Celebrations with friends
So how to celebrate the Fourth of July when living in Italy? We were invited to Gary & Ilene’s house for a BBQ on their terrazzo. Barbara, a visitor from the USA, had mailed us a bunch of Red, White, and Blue party products so we were set. Hot dogs, hamburgers, ribs and all of the fixins. It was a lot of fun to celebrate with a group of Americans and one Brit! The next day was Ilene’s birthday, so we gathered at Vinarkià for a birthday celebration. We share many of these kinds of celebrations with local friends, given that our families are so far away. (4 and 5 July 2022)
Learning the Language
A few months ago, a friend from the United States asked if I was fluent yet. Sadly, the answer is no. So, I did some research – how long does it take to get fluent or “fluent enough”? The US State Department figures that it takes 600-750 classroom hours to reach “Professional Working Proficiency” in Italian. My back of the envelope estimate says that I’ve had about 300 classroom hours, so I guess that I’m half way there. I think that a better gauge is my ability to converse with Italians that I know that don’t speak English. They tend to speak slowly with me and probably use simpler sentence structure and vocabulary. I can usually understand 80% of what they say and they understand me – despite my imperfect grammar. I’m back to studying with Elenora, my online tutor, whom I worked with during lockdown. We are meeting once per week, but I plan to increase that to twice per week once her schedule frees up. I made slow but steady program working with her. I also plan to return to the Lucca Italian School for a few more weeks this year; at LIS we spend about 4 hours per day listening and speaking only Italian and the immersion is very helpful. (14 July 2022)

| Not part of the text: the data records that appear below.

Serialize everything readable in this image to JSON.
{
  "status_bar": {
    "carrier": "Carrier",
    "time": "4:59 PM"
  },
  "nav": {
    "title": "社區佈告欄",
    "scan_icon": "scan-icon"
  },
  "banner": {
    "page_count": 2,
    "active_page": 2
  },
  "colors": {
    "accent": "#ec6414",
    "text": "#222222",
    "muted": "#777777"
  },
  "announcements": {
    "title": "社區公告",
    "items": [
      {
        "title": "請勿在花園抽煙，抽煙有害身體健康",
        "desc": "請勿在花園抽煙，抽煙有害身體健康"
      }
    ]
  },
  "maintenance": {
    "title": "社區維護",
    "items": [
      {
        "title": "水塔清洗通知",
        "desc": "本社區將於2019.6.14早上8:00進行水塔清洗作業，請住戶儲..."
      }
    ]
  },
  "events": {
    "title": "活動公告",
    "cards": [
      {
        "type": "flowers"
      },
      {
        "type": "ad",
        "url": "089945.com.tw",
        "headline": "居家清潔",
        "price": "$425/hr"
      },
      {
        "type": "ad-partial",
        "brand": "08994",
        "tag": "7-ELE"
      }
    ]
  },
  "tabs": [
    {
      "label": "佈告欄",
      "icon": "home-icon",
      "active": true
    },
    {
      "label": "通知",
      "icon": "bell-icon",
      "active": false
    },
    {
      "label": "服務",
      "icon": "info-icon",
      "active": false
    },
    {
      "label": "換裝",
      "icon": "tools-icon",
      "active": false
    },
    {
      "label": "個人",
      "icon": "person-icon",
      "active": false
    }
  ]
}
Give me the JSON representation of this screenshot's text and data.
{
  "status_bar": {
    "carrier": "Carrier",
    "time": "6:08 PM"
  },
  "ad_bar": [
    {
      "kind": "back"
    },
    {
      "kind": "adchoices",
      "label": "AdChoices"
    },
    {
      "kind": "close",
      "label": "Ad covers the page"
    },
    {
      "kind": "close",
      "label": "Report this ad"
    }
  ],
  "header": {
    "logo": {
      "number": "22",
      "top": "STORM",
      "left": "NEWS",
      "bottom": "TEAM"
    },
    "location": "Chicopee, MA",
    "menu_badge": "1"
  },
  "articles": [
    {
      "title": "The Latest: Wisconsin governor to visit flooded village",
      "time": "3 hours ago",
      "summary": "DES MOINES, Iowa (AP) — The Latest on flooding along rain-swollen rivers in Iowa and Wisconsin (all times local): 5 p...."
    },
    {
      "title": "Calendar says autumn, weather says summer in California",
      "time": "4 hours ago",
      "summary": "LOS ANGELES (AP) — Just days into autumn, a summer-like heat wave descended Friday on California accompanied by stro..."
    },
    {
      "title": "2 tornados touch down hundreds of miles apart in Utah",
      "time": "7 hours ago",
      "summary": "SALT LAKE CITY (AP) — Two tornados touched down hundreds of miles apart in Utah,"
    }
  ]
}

Is life perfect here?
Nope, but it is pretty darn good! We are loving day-to-day life in Lucca and haven’t regretted the move.